+July 20, 2020
The female familial bond is of a spiritual and primordial quality, signified largely by their shared femaleness. Old and wise women have always exchanged with daughters, granddaughters and nieces, a knowledge that is subliminal, subversive, preverbial. This is the knowledge flowing between two alike bodies. This bond seems to be both spiritual and biological, tied in as they are to each other, through the experience of birth and death, and through their physical attributes.
Some branches continue, some dry out, the traces left behind. This is how we float, like a delta. My grandmother was 100 years old when she died, shortly thereafter my child was born. The feeling that death was replaced with life and the course of generations became apparent.
Hannah Modigh (@hannahmodigh), one of the leading photographers in Sweden, has recently published a project on birth, death, and what’s in between: time. Incredibly intimate, but still universal, Delta also touches on the topic of sexuality and the intimate relationship that binds women from the same family nest.

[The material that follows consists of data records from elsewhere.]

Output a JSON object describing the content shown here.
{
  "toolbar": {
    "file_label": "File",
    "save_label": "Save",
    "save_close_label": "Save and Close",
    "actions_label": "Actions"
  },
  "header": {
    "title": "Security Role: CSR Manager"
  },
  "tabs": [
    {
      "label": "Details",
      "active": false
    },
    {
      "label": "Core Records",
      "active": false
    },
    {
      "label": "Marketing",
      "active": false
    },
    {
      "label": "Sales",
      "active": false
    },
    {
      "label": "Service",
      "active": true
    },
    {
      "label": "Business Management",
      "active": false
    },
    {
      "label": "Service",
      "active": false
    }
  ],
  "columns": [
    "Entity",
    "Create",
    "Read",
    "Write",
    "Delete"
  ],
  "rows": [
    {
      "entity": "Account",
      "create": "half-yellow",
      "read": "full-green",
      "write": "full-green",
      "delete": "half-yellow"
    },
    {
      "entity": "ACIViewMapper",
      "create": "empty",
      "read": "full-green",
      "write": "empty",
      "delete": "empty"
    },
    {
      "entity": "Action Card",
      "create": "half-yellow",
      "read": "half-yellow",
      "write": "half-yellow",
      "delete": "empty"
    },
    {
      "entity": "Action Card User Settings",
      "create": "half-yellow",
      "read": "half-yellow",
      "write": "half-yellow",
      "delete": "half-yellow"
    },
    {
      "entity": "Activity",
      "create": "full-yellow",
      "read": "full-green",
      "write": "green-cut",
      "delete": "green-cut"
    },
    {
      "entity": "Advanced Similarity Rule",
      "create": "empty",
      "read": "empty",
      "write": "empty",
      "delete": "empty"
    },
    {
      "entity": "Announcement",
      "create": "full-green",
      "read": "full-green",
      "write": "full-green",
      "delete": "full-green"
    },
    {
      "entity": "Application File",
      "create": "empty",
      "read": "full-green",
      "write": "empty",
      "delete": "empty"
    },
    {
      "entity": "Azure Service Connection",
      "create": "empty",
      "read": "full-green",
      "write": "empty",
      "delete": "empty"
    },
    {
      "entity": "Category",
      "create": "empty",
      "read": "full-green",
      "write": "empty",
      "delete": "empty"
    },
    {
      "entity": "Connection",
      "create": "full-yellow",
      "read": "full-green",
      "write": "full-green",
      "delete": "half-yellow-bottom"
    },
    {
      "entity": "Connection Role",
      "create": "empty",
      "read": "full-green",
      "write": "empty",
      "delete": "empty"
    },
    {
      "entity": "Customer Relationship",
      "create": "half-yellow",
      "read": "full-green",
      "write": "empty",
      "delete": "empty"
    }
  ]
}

"Looking for everyday situations and objects that depict the presence of an absence,” Hannah states. She could give shape to rituals and inherited traditions, those taught her by her grandmother, which were the same that her child was about to be fed with. The mysterious yet visible absence of the old woman is here beneath the image's surface, most likely to fade, if it wasn’t for Hannah’s ability to depict the tension ready to become volatile and disappear after her grandmother died.
It’s not commonly thought of women to be key players in family dynamics, visible only when it comes to practical matters related to children’s needs. However, every person was born into subtle and invisible dependencies: culture, society, nation, parents and family. Not to mention, birth entails a strong relationship between mother and child. The psychoanalyst Julia Kristeva accounts for the narcissism of the mother, who becomes dependent on the newborn child for her sense of self.
When present, a woman is herself invisible, very often taken for granted. When absent, she becomes visible through every little past teaching transmitted. Distant from being defined just infinitely forgiving, sacrificing, and altruistic, she stands out as a flow of energy passing through another female body of the same kind. Femaleness is not easy to be felt in the patriarchal society that still undermines our lives. There is a need to keep the line of women alive, strengthening familial bonds at first. The female familial bond is indeed essential for a young woman to develop her sense of self, both psychological and bodily. Even if women from different generations and with different ideas of femininity, differences and similarities have to be surpassed because of the shared experiences laying behind femaleness, such as menstruation and pregnancy, harassments and civil rights to fight for, which sometimes seem not to have changed after all this time. What happens when the young woman becomes an adult, is that she remains solid in her beliefs, transmitted by the grandmother, able to raise her child in the light of life replacing death.